Honor is weird. It’s like good peer pressure. In which case, shame would be like bad peer pressure. Think about it – say a person saved several hundred people from being murdered by a political power but never ever told anybody. Or say a person was a thief who stole from a several hundred people and was never caught. The first would be an honorable individual, but he would never be honored for his actions because nobody knew about them. The second person would likewise be shamed if it were to be discovered, but if not, then there’s no reason to treat him shamefully. Honor and shame, then, are collective in nature to have their full effect. Honor is desirable because it’s the approval of one’s group, one’s family, and one’s community. Shame is unwanted because it’s disapproval of one’s group, one’s family, and one’s community. Therefore the logic is this: anything honorable is right, anything shameful is wrong. Any action that restores honor is right, any action that destroys honor is wrong.
In the Bible, we see a picture of an ancient honor / shame society. One of it’s commandments was to “honor your father and mother” which meant not only to treat them well and with respect, but see to it that your action reflect honorably upon them. (Somewhat unrelated though interesting is the Klingon beliefs regarding honor. In one of their scrolls, the sins of the children can condemn their parent’s souls to Gre’thor / Hell if the children are without honor even if their parents were honorable. Only honorable Klingons go to Sto-vo-kor / Heaven.) We also see that at banquets there are places of honor – nearest the host at the head of the table. There are also places of less honor – furthest from the host at the foot of the table. But ultimately, we don’t always get the depth of meaning when they’re talking about honor and shame. We’re a very individualistic society and we define right and wrong differently, based on guilt and innocence. Guilt is shameful, it’s honorable to be innocent.

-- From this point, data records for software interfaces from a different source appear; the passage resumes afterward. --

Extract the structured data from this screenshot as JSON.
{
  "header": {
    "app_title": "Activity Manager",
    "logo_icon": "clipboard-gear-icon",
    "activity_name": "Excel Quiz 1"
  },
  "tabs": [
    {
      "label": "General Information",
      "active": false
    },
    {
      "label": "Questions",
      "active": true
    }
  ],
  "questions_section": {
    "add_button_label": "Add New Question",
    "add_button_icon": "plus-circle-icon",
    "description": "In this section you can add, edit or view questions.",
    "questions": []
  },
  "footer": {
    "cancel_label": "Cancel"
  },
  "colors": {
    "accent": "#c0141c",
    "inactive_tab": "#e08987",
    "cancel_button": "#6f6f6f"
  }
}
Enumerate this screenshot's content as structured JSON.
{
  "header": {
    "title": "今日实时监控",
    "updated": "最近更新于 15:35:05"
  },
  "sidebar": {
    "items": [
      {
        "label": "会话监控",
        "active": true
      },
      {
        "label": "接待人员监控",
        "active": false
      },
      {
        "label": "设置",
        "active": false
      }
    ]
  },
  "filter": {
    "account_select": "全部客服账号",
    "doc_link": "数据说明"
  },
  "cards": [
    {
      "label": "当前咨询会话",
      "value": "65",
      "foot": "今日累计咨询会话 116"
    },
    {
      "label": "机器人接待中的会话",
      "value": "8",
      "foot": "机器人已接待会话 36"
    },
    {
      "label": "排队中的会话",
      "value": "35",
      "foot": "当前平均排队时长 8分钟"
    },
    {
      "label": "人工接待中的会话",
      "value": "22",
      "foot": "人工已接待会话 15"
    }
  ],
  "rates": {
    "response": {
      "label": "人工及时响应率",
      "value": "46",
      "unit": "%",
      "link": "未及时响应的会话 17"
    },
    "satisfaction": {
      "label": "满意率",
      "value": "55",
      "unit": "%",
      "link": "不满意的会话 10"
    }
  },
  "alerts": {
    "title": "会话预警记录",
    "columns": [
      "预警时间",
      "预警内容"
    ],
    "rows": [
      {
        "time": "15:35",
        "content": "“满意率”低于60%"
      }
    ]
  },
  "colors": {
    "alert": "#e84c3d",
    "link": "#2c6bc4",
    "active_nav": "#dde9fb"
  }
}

Perhaps we somehow evolved into a society that Paul could only dream of, one where the rules of honor and shame were not written by the Roman Empire; but a society that moved into a more natural Christianity as it would have and should have been were it completely free to say what needed to be said without cloaking important information in metaphor so that his jailers would not impede the message.
So next time you come across a passage talking about honor, put yourselves in the shoes of a first century believer who seeks honor like a boy scout collecting badges to increase his status. Next time you come across a passage talking about shame, put yourselves in the shoes of a first century believer who is fearfully and desperately trying to keep the secret that would cast them out of their very homes to get an idea of what that sort of meant to them. Then ask, what does it mean to me now? Since what is shameful in the Bible is not necessarily shameful here and now, should we uphold the Bible’s standards of shame and honor? Or should we continue to write or own story without shame and honor being the driving force behind what’s acceptable?